Facebook ‘Clear History’ Tool Coming In 2019
After a long wait, Facebook is finally set to introduce the ‘Clear History’ feature that will allow users to clear their browsing history collected by Facebook from third-party websites and apps.
“Broadly, (clear history is) going to give us some headwinds in terms of being able to target as effectively as before,” said David Wehner, Facebook’s Chief Financial Officer (CFO) at the Morgan Stanley Technology, Media and Telecom Conference held in Barcelona on Tuesday while announcing the feature, reports CNBC.
For those unaware, Facebook CEO Mark Zuckerberg had first publicly announced the “Clear History” feature in May 2018 as a mere idea after the Cambridge Analytica scandal.

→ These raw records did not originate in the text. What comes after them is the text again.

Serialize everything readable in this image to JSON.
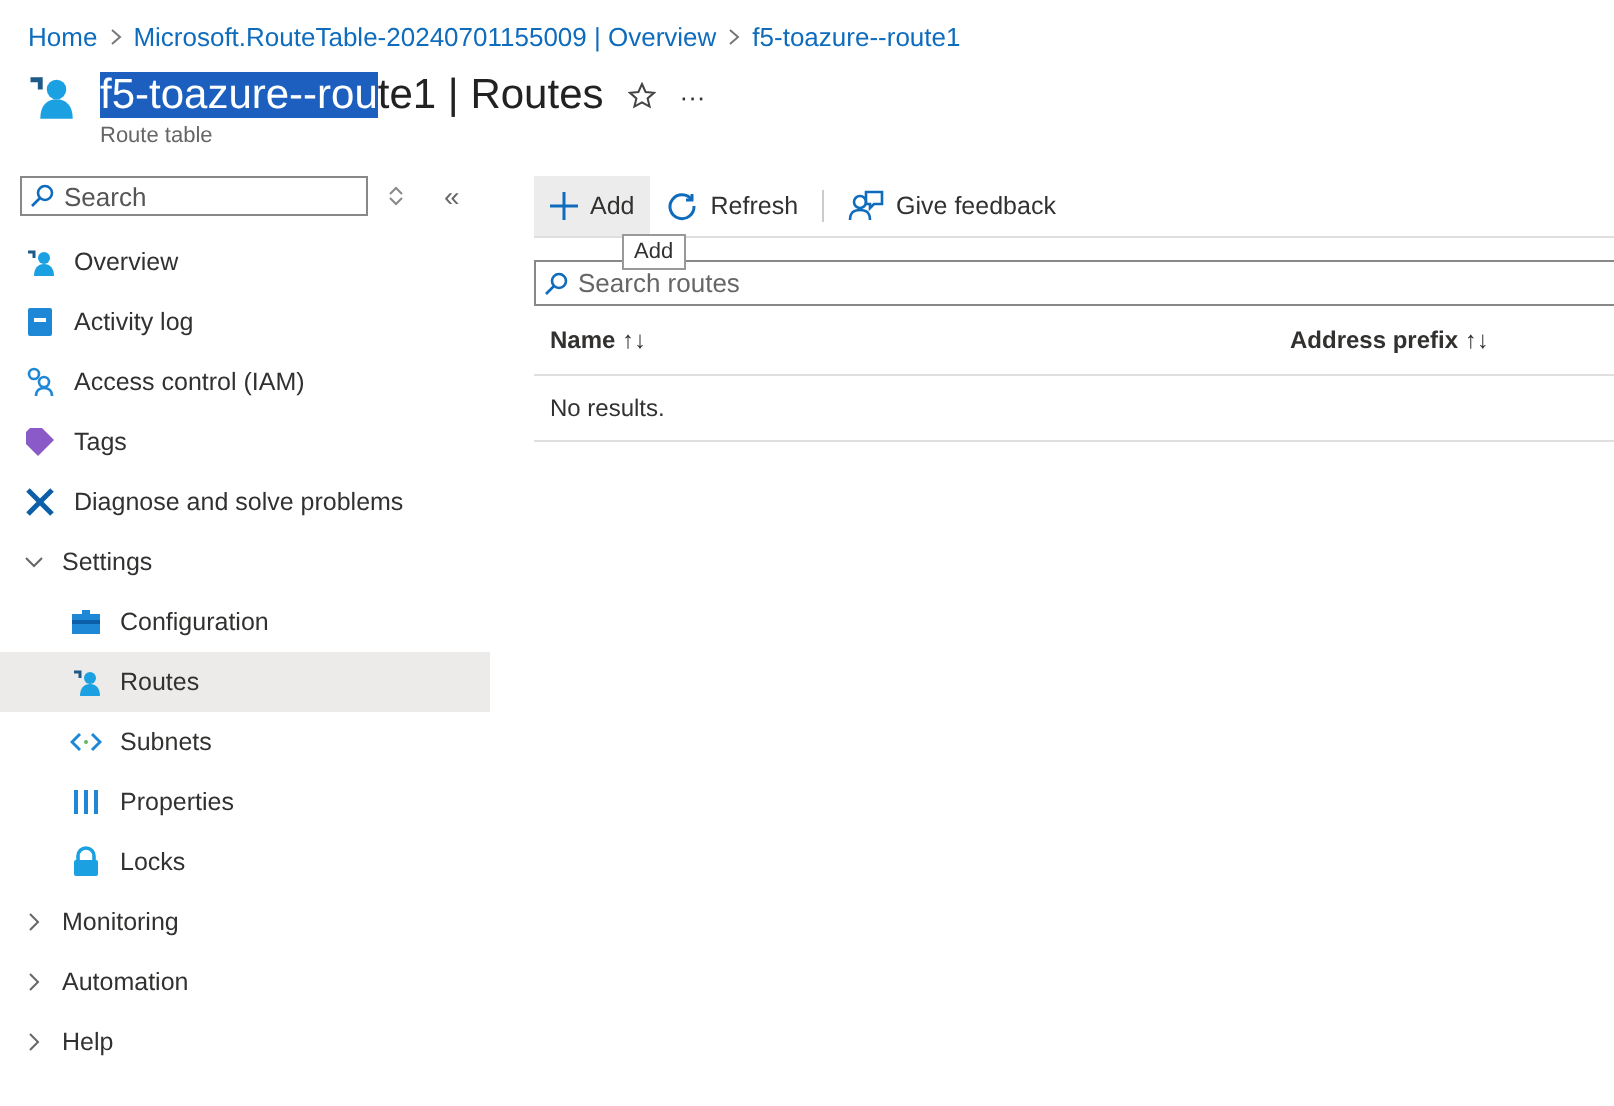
{
  "breadcrumb": [
    "Home",
    "Microsoft.RouteTable-20240701155009 | Overview",
    "f5-toazure--route1"
  ],
  "title": {
    "parts": [
      {
        "text": "f5-toazure--rou",
        "highlighted": true
      },
      {
        "text": "te1 | Routes",
        "highlighted": false
      }
    ],
    "subtitle": "Route table",
    "more": "···"
  },
  "sidebar": {
    "search": {
      "placeholder": "Search"
    },
    "collapse": "«",
    "items": [
      {
        "kind": "item",
        "label": "Overview",
        "selected": false
      },
      {
        "kind": "item",
        "label": "Activity log",
        "selected": false
      },
      {
        "kind": "item",
        "label": "Access control (IAM)",
        "selected": false
      },
      {
        "kind": "item",
        "label": "Tags",
        "selected": false
      },
      {
        "kind": "item",
        "label": "Diagnose and solve problems",
        "selected": false
      },
      {
        "kind": "group",
        "label": "Settings",
        "expanded": true,
        "children": [
          {
            "kind": "item",
            "label": "Configuration",
            "selected": false
          },
          {
            "kind": "item",
            "label": "Routes",
            "selected": true
          },
          {
            "kind": "item",
            "label": "Subnets",
            "selected": false
          },
          {
            "kind": "item",
            "label": "Properties",
            "selected": false
          },
          {
            "kind": "item",
            "label": "Locks",
            "selected": false
          }
        ]
      },
      {
        "kind": "group",
        "label": "Monitoring",
        "expanded": false
      },
      {
        "kind": "group",
        "label": "Automation",
        "expanded": false
      },
      {
        "kind": "group",
        "label": "Help",
        "expanded": false
      }
    ]
  },
  "toolbar": [
    {
      "label": "Add",
      "hovered": true
    },
    {
      "label": "Refresh",
      "hovered": false
    },
    {
      "label": "Give feedback",
      "hovered": false
    }
  ],
  "tooltip": "Add",
  "search_routes": {
    "placeholder": "Search routes"
  },
  "table": {
    "columns": [
      "Name",
      "Address prefix"
    ],
    "sort_icon": "↑↓",
    "empty": "No results."
  }
}
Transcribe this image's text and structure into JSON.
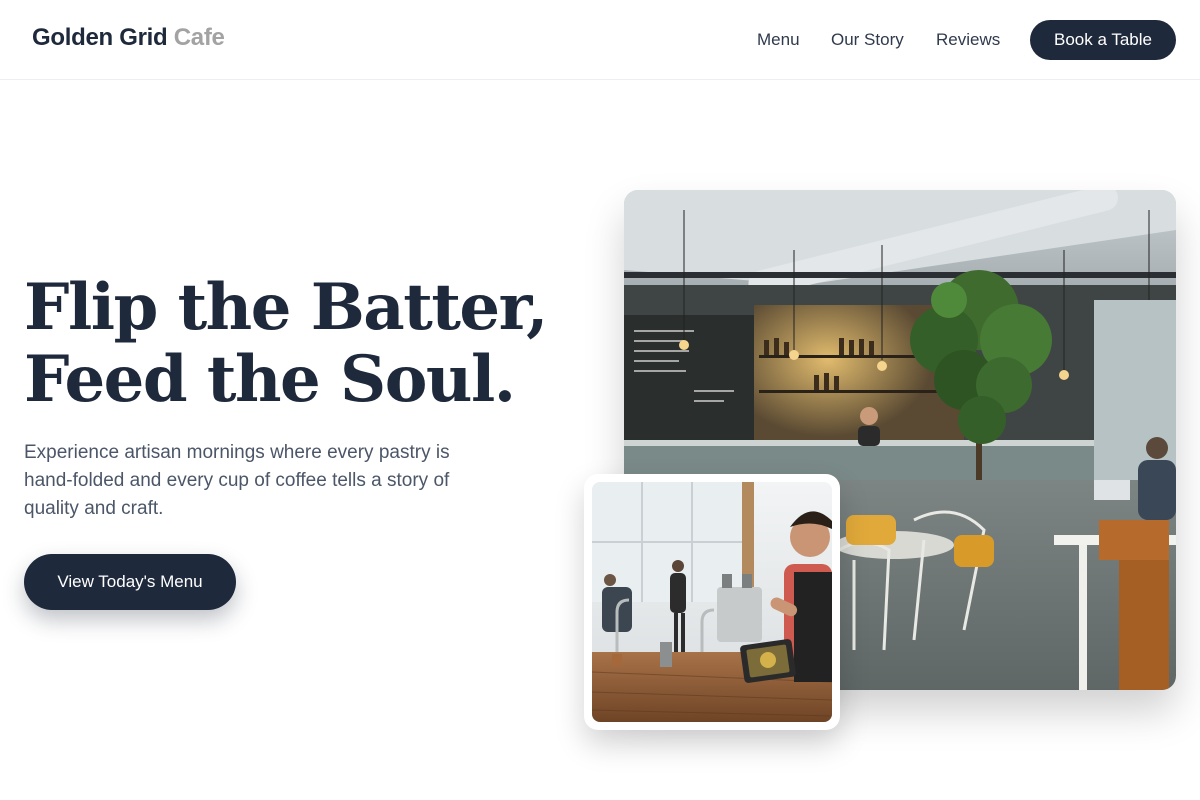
{
  "header": {
    "brand_primary": "Golden Grid",
    "brand_accent": "Cafe",
    "nav": {
      "menu": "Menu",
      "story": "Our Story",
      "reviews": "Reviews"
    },
    "book_button": "Book a Table"
  },
  "hero": {
    "title_line1": "Flip the Batter,",
    "title_line2": "Feed the Soul.",
    "description": "Experience artisan mornings where every pastry is hand-folded and every cup of coffee tells a story of quality and craft.",
    "cta": "View Today's Menu"
  },
  "images": {
    "main_photo": "cafe-interior-photo",
    "secondary_photo": "barista-counter-photo"
  },
  "colors": {
    "brand_dark": "#1e293b",
    "brand_accent_gray": "#a3a3a3",
    "body_text": "#4b5668",
    "background": "#ffffff"
  }
}
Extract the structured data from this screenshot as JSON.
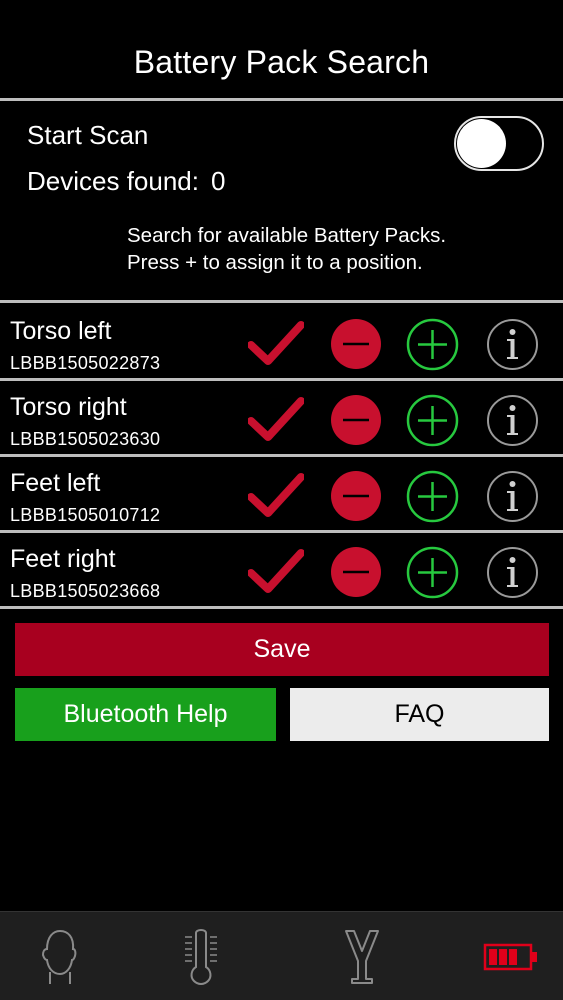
{
  "header": {
    "title": "Battery Pack Search"
  },
  "scan": {
    "start_label": "Start Scan",
    "toggle_on": false,
    "devices_label": "Devices found:",
    "devices_count": "0",
    "hint_line1": "Search for available Battery Packs.",
    "hint_line2": "Press + to assign it to a position."
  },
  "positions": [
    {
      "name": "Torso left",
      "serial": "LBBB1505022873"
    },
    {
      "name": "Torso right",
      "serial": "LBBB1505023630"
    },
    {
      "name": "Feet left",
      "serial": "LBBB1505010712"
    },
    {
      "name": "Feet right",
      "serial": "LBBB1505023668"
    }
  ],
  "buttons": {
    "save": "Save",
    "bluetooth_help": "Bluetooth Help",
    "faq": "FAQ"
  },
  "tabbar": {
    "items": [
      {
        "icon": "head-icon",
        "active": false
      },
      {
        "icon": "thermometer-icon",
        "active": false
      },
      {
        "icon": "vest-icon",
        "active": false
      },
      {
        "icon": "battery-icon",
        "active": true
      }
    ]
  },
  "colors": {
    "accent_red": "#c8102e",
    "save_red": "#a8001f",
    "green": "#18a01c",
    "plus_green": "#27c93f",
    "battery_red": "#e0001a"
  }
}
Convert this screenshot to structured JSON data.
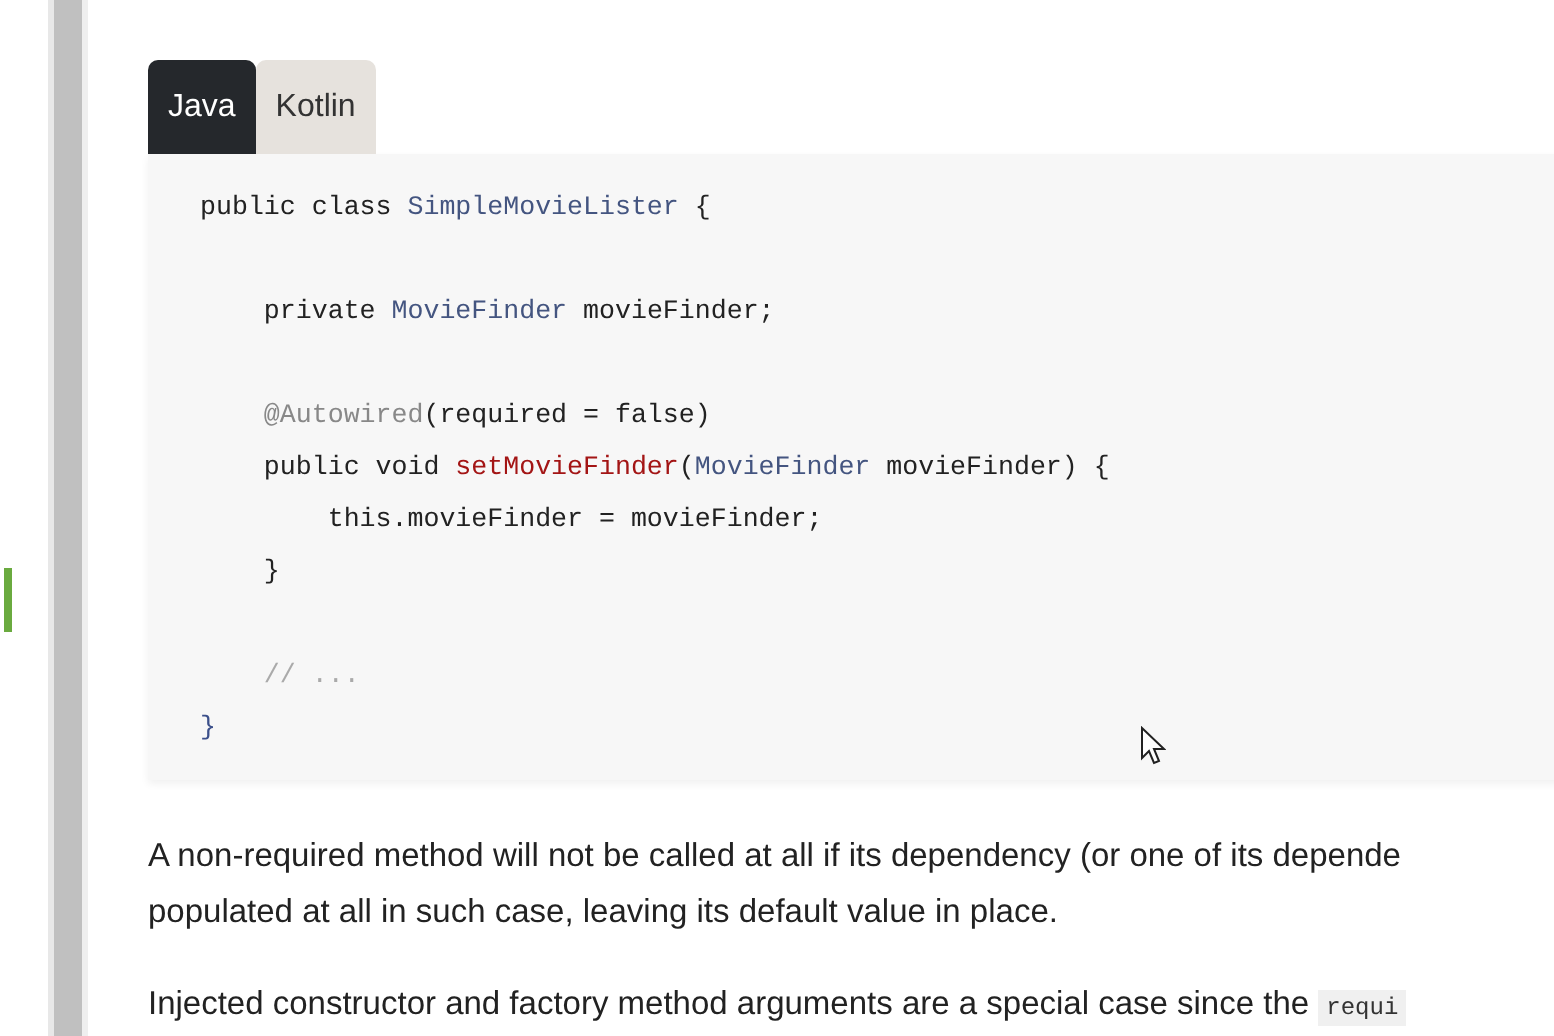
{
  "tabs": [
    {
      "label": "Java",
      "selected": true
    },
    {
      "label": "Kotlin",
      "selected": false
    }
  ],
  "code_lines": [
    {
      "kind": "code",
      "tokens": [
        {
          "kind": "keyword",
          "text": "public class "
        },
        {
          "kind": "type",
          "text": "SimpleMovieLister"
        },
        {
          "kind": "plain",
          "text": " {"
        }
      ]
    },
    {
      "kind": "blank"
    },
    {
      "kind": "code",
      "tokens": [
        {
          "kind": "keyword",
          "text": "    private "
        },
        {
          "kind": "type",
          "text": "MovieFinder"
        },
        {
          "kind": "plain",
          "text": " movieFinder;"
        }
      ]
    },
    {
      "kind": "blank"
    },
    {
      "kind": "code",
      "tokens": [
        {
          "kind": "annotation",
          "text": "    @Autowired"
        },
        {
          "kind": "plain",
          "text": "(required = false)"
        }
      ]
    },
    {
      "kind": "code",
      "tokens": [
        {
          "kind": "keyword",
          "text": "    public void "
        },
        {
          "kind": "method",
          "text": "setMovieFinder"
        },
        {
          "kind": "plain",
          "text": "("
        },
        {
          "kind": "type",
          "text": "MovieFinder"
        },
        {
          "kind": "plain",
          "text": " movieFinder) {"
        }
      ]
    },
    {
      "kind": "code",
      "tokens": [
        {
          "kind": "keyword",
          "text": "        this"
        },
        {
          "kind": "plain",
          "text": ".movieFinder = movieFinder;"
        }
      ]
    },
    {
      "kind": "code",
      "tokens": [
        {
          "kind": "plain",
          "text": "    }"
        }
      ]
    },
    {
      "kind": "blank"
    },
    {
      "kind": "code",
      "tokens": [
        {
          "kind": "comment",
          "text": "    // ..."
        }
      ]
    },
    {
      "kind": "code",
      "tokens": [
        {
          "kind": "brace",
          "text": "}"
        }
      ]
    }
  ],
  "paragraphs": [
    {
      "lines": [
        {
          "text": "A non-required method will not be called at all if its dependency (or one of its depende"
        },
        {
          "text": "populated at all in such case, leaving its default value in place."
        }
      ]
    },
    {
      "lines": [
        {
          "text": "Injected constructor and factory method arguments are a special case since the ",
          "code": "requi"
        }
      ]
    }
  ]
}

Back then, Zuckerberg had posted a note on his personal Facebook page about the feature, which read, “In your web browser, you have a simple way to clear your cookies and history. The idea is a lot of sites need cookies to work, but you should still be able to flush your history whenever you want. We’re building a version of this for Facebook too. It will be a simple control to clear your browsing history on Facebook — what you’ve clicked on, websites you’ve visited, and so on. We’re starting with something a lot of people have asked about recently: the information we see from websites and apps that use Facebook’s ads and analytics tools.”
While the announcement of the ‘Clear History’ feature is certainly good news for users and privacy advocates, but not for the advertisers. This feature will affect Facebook’s ability to target advertisements and in turn revenue generation, as the company collects information based on the user’s location and preference history, said Wehner.
Also, the feature is likely going to affect Facebook “experience” of the users, as relevant ads according to their preference may not be shown to them. However, with the introduction of the ‘Clear History’ feature, the company is looking to counter privacy-related controversies and gain back users trust.
“After going through our systems, this is an example of the kind of control we think you should have,” Zuckerberg wrote in his announcement post on Clear History. “It’s something privacy advocates have been asking for — and we will work with them to make sure we get it right.”
Facebook plans to begin testing the tool somewhere this spring, according to BuzzFeed News. “We want to make sure this works the way it should for everyone on Facebook, which is taking longer than expected,” the company had said in a statement given to the publication last week.